• EXERCISE REQUIREMENTS
Each line of the records needs to come back exactly as written.

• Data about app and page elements
---+---
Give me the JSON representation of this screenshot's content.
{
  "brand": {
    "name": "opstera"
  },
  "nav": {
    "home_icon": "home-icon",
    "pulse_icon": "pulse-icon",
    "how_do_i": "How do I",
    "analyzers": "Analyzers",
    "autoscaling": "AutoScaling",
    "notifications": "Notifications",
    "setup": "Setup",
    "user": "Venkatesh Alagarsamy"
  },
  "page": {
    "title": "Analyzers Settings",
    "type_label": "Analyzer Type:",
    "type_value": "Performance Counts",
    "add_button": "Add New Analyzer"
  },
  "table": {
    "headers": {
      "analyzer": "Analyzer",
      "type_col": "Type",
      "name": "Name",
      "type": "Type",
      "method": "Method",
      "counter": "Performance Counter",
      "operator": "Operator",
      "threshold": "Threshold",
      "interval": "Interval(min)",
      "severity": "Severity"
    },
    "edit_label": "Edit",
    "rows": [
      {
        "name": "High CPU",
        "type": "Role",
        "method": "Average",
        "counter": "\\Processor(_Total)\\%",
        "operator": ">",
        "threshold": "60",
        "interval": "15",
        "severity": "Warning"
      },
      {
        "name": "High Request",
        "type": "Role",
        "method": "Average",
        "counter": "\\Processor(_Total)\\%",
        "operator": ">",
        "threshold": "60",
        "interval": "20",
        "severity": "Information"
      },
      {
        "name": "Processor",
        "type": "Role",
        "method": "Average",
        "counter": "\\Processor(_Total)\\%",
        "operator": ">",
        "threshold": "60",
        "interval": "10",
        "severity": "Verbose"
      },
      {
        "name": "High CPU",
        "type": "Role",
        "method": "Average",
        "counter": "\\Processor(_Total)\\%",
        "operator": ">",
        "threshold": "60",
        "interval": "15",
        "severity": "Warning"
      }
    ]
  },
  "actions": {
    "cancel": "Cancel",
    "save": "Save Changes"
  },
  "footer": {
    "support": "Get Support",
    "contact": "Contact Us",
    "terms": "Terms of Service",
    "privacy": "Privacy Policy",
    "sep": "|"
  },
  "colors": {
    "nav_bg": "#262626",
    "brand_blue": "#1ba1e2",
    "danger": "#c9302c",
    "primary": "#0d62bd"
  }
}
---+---
• ANSWER TO THE PROBLEM
Give me the JSON representation of this screenshot's content.
{
  "brand": {
    "name": "opstera"
  },
  "nav": {
    "home_icon": "home-icon",
    "pulse_icon": "pulse-icon",
    "how_do_i": "How do I",
    "analyzers": "Analyzers",
    "autoscaling": "AutoScaling",
    "notifications": "Notifications",
    "setup": "Setup",
    "user": "Venkatesh Alagarsamy"
  },
  "page": {
    "title": "Analyzers Settings",
    "type_label": "Analyzer Type:",
    "type_value": "Performance Counts",
    "add_button": "Add New Analyzer"
  },
  "table": {
    "headers": {
      "analyzer": "Analyzer",
      "type_col": "Type",
      "name": "Name",
      "type": "Type",
      "method": "Method",
      "counter": "Performance Counter",
      "operator": "Operator",
      "threshold": "Threshold",
      "interval": "Interval(min)",
      "severity": "Severity"
    },
    "edit_label": "Edit",
    "rows": [
      {
        "name": "High CPU",
        "type": "Role",
        "method": "Average",
        "counter": "\\Processor(_Total)\\%",
        "operator": ">",
        "threshold": "60",
        "interval": "15",
        "severity": "Warning"
      },
      {
        "name": "High Request",
        "type": "Role",
        "method": "Average",
        "counter": "\\Processor(_Total)\\%",
        "operator": ">",
        "threshold": "60",
        "interval": "20",
        "severity": "Information"
      },
      {
        "name": "Processor",
        "type": "Role",
        "method": "Average",
        "counter": "\\Processor(_Total)\\%",
        "operator": ">",
        "threshold": "60",
        "interval": "10",
        "severity": "Verbose"
      },
      {
        "name": "High CPU",
        "type": "Role",
        "method": "Average",
        "counter": "\\Processor(_Total)\\%",
        "operator": ">",
        "threshold": "60",
        "interval": "15",
        "severity": "Warning"
      }
    ]
  },
  "actions": {
    "cancel": "Cancel",
    "save": "Save Changes"
  },
  "footer": {
    "support": "Get Support",
    "contact": "Contact Us",
    "terms": "Terms of Service",
    "privacy": "Privacy Policy",
    "sep": "|"
  },
  "colors": {
    "nav_bg": "#262626",
    "brand_blue": "#1ba1e2",
    "danger": "#c9302c",
    "primary": "#0d62bd"
  }
}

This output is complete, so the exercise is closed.